Harper came out in support of comments by UN human rights chief Zeid Ra'ad Al Hussein last month raising concerns about the arrest of around 250 lawyers and activists in a crackdown since July 2015.
In comments harshly criticised by Beijing, Zeid said China appeared to be locking up government critics regardless of whether they had committed a crime, and demanded it release those detained "immediately and without conditions."
Harper echoed the call, urging China "to release all rights activists, civil society leaders and lawyers detained for peacefully exercising their freedom of expression or for lawfully practising their profession."
The US ambassador to the UN rights council also raised concerns over "the unexplained recent disappearances and apparent coerced returns of Chinese and foreign citizens from outside mainland China".
"These extra-territorial actions are unacceptable, and out of step with the expectations of the international community and a challenge to the rule-based international order," Harper said.
Five booksellers from Hong Kong's Mighty Current publishing house, known for its salacious titles critical of Beijing, for instance went missing last year.
They all later turned up on television in mainland China to say they had not been abducted, with some providing tearful confessions that they had been smuggling illicit books into the country.
Harper voiced concern over "the increasing number of individuals whose confessions have been aired on state media prior to any indictment or judicial process".
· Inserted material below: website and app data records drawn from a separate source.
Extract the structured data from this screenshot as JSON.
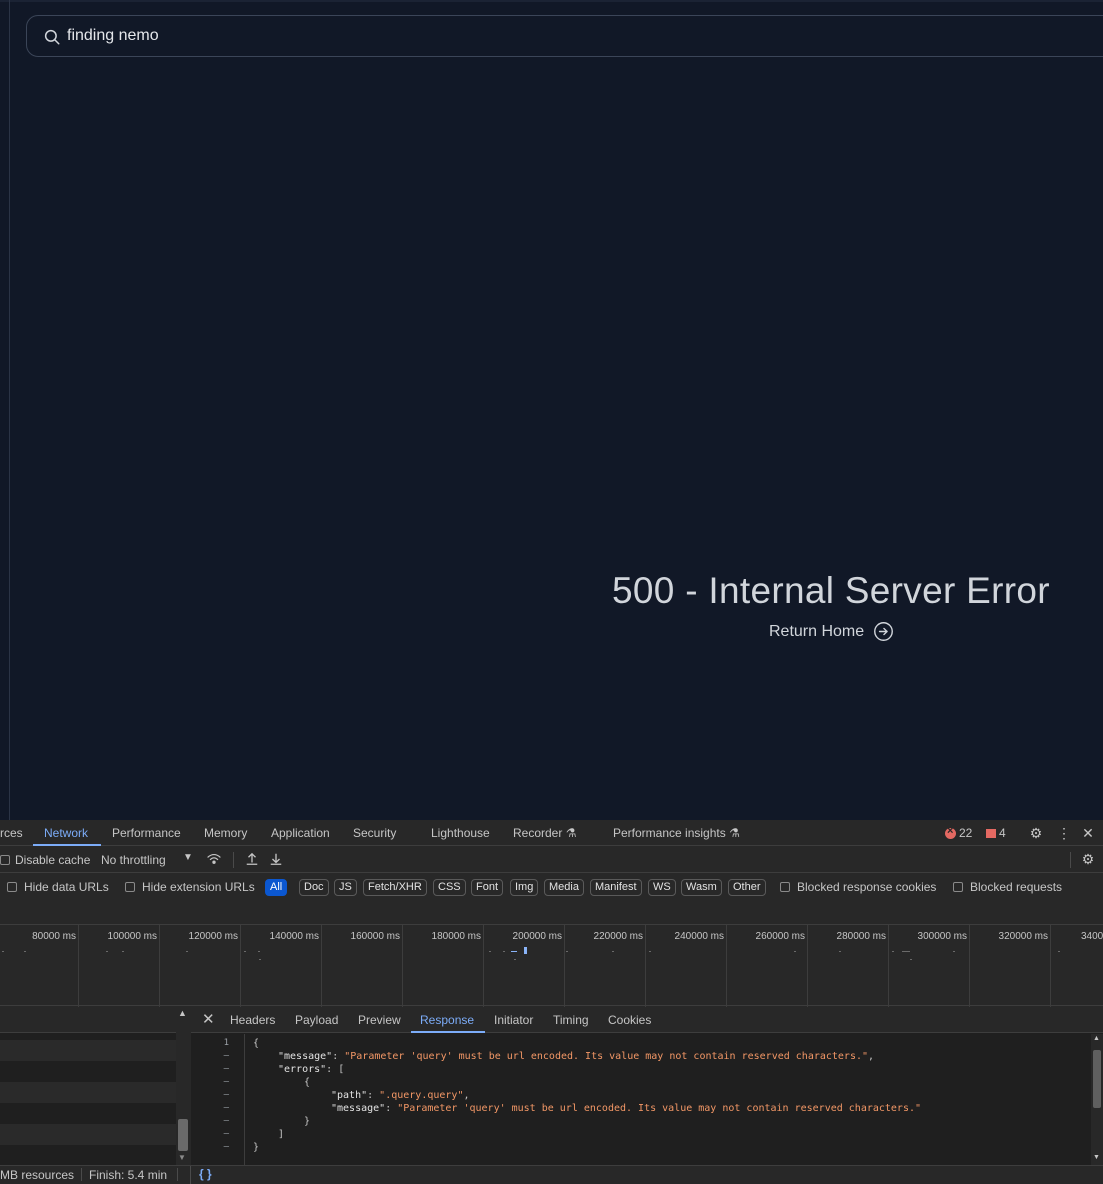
{
  "page": {
    "search_value": "finding nemo",
    "error_title": "500 - Internal Server Error",
    "return_home": "Return Home"
  },
  "devtools": {
    "tabs": [
      "rces",
      "Network",
      "Performance",
      "Memory",
      "Application",
      "Security",
      "Lighthouse",
      "Recorder",
      "Performance insights"
    ],
    "active_tab": "Network",
    "error_count": "22",
    "issue_count": "4",
    "toolbar1": {
      "disable_cache": "Disable cache",
      "throttling": "No throttling"
    },
    "toolbar2": {
      "hide_data_urls": "Hide data URLs",
      "hide_extension_urls": "Hide extension URLs",
      "filters": [
        "All",
        "Doc",
        "JS",
        "Fetch/XHR",
        "CSS",
        "Font",
        "Img",
        "Media",
        "Manifest",
        "WS",
        "Wasm",
        "Other"
      ],
      "active_filter": "All",
      "blocked_response_cookies": "Blocked response cookies",
      "blocked_requests": "Blocked requests"
    },
    "timeline_labels": [
      "80000 ms",
      "100000 ms",
      "120000 ms",
      "140000 ms",
      "160000 ms",
      "180000 ms",
      "200000 ms",
      "220000 ms",
      "240000 ms",
      "260000 ms",
      "280000 ms",
      "300000 ms",
      "320000 ms",
      "3400"
    ],
    "detail_tabs": [
      "Headers",
      "Payload",
      "Preview",
      "Response",
      "Initiator",
      "Timing",
      "Cookies"
    ],
    "active_detail_tab": "Response",
    "gutter": [
      "1",
      "–",
      "–",
      "–",
      "–",
      "–",
      "–",
      "–",
      "–"
    ],
    "response": {
      "line1": "{",
      "message_key": "\"message\"",
      "message_val": "\"Parameter 'query' must be url encoded. Its value may not contain reserved characters.\"",
      "errors_key": "\"errors\"",
      "open_bracket": "[",
      "open_brace": "{",
      "path_key": "\"path\"",
      "path_val": "\".query.query\"",
      "inner_message_key": "\"message\"",
      "inner_message_val": "\"Parameter 'query' must be url encoded. Its value may not contain reserved characters.\"",
      "close_brace": "}",
      "close_bracket": "]",
      "close_root": "}"
    },
    "status": {
      "resources": "MB resources",
      "finish": "Finish: 5.4 min",
      "format_icon": "{ }"
    }
  }
}
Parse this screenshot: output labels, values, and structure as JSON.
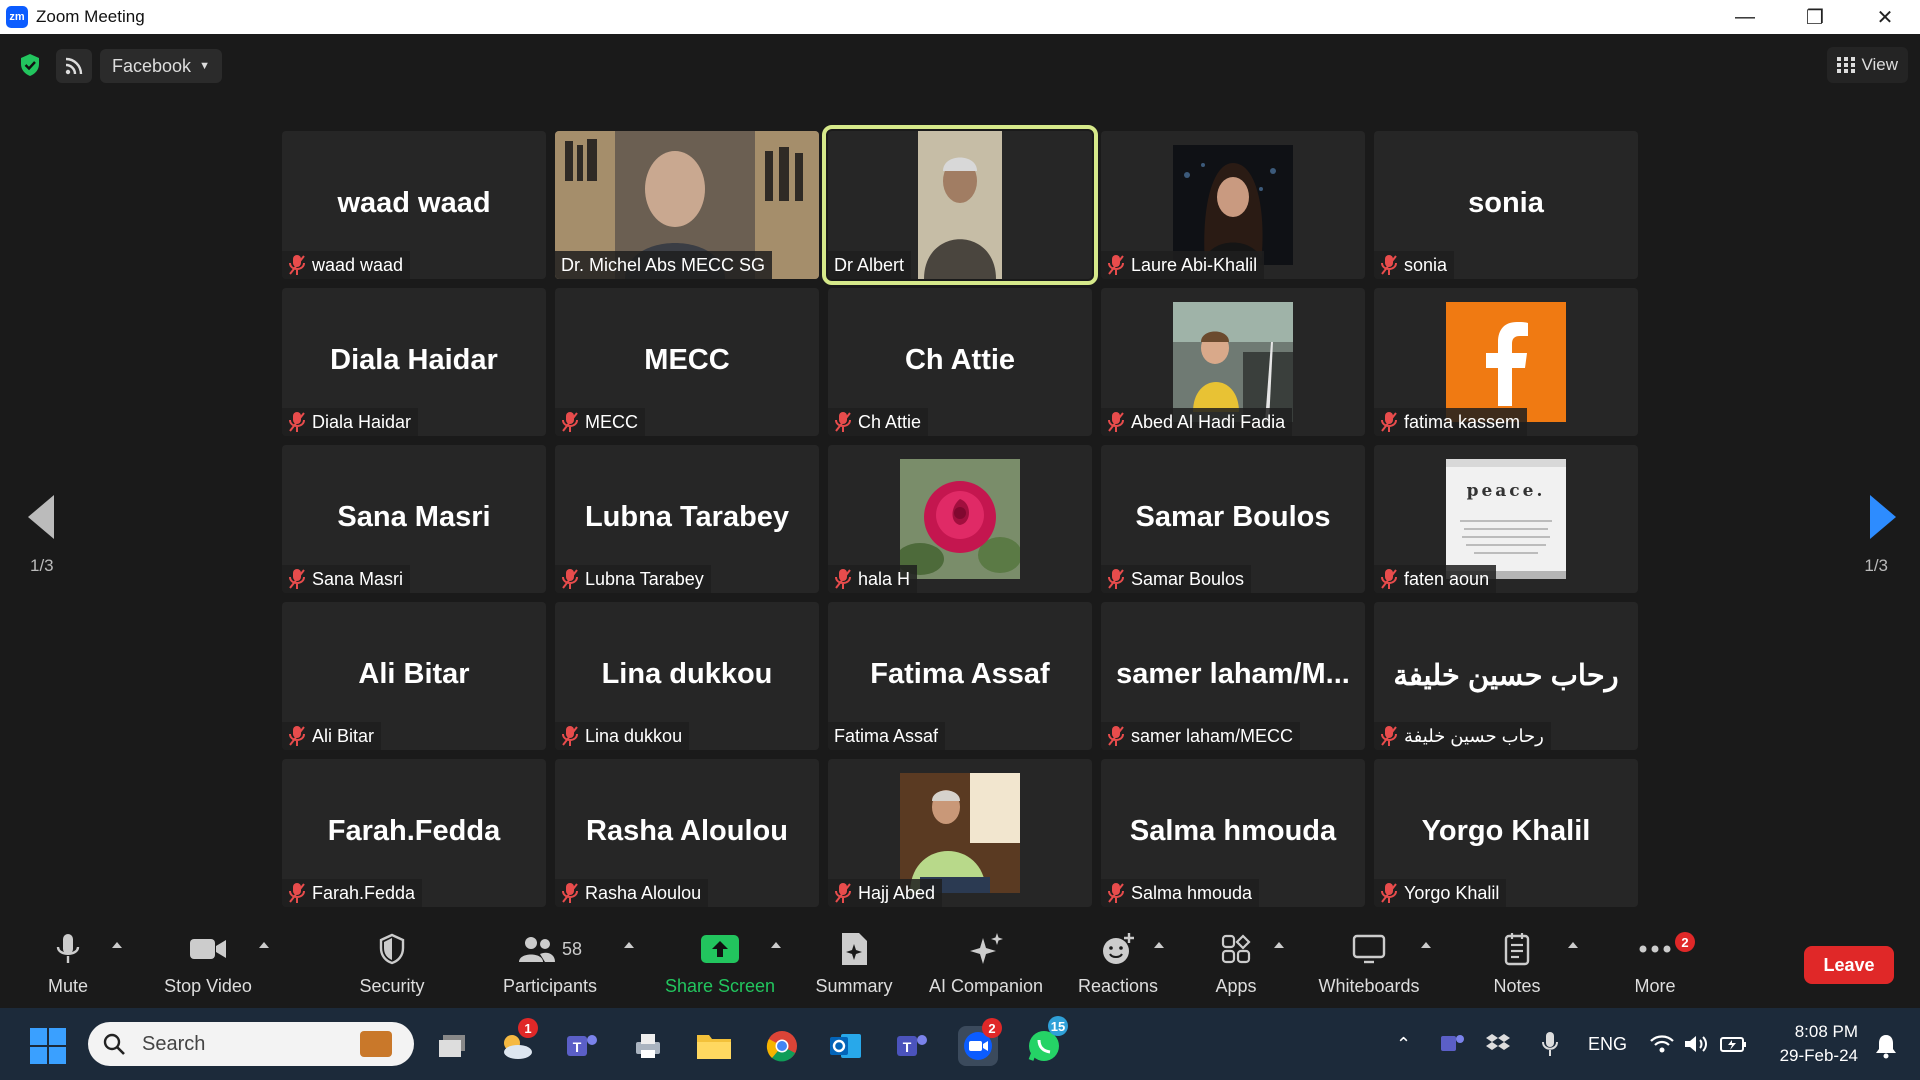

"These actions run contrary to fair trial guarantees enshrined in China's laws, and counter to the rights and freedoms set out in the universal declaration of human rights."